Available data -
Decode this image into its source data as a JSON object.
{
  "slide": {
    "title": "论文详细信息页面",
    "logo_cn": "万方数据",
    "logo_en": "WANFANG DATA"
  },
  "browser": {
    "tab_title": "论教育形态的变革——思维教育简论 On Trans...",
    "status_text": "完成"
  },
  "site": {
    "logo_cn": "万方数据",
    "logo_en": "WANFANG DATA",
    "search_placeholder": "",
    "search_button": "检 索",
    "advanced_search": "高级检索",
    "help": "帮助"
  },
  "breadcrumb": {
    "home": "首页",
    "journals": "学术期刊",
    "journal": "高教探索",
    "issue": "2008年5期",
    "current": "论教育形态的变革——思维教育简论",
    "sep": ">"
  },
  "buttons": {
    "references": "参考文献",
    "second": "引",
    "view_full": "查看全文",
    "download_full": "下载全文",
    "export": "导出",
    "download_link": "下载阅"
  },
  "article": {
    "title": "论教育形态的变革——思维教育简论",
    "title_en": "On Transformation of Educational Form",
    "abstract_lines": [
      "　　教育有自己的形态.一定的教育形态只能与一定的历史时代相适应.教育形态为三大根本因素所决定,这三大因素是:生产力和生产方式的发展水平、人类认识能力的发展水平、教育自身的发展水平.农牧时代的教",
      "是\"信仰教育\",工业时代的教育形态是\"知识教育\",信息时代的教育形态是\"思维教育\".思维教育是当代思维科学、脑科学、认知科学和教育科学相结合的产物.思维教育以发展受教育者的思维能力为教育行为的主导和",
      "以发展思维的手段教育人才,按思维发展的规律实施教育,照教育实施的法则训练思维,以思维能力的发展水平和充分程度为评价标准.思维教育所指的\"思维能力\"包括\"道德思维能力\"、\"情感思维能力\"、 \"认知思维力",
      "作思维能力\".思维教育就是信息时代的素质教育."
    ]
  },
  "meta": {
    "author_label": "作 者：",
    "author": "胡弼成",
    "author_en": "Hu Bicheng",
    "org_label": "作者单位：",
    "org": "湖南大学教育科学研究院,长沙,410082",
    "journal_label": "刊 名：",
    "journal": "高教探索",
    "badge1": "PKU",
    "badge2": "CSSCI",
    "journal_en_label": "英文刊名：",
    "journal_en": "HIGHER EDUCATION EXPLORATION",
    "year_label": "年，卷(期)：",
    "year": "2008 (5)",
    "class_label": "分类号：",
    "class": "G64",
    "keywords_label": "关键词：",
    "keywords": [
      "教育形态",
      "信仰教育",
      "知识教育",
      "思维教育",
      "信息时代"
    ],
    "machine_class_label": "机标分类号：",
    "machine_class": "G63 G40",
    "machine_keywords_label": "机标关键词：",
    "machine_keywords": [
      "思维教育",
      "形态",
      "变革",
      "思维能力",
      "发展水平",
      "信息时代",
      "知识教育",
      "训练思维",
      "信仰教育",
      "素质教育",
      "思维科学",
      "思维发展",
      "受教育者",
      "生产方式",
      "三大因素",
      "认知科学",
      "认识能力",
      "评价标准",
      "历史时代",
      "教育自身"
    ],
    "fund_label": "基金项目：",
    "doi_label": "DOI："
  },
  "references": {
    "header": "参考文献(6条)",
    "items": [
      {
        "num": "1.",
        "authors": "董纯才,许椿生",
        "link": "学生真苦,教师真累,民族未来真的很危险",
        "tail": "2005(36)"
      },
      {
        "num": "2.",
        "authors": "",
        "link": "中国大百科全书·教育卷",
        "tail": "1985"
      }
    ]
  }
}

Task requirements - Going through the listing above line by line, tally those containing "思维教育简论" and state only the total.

Answer for this exercise - 3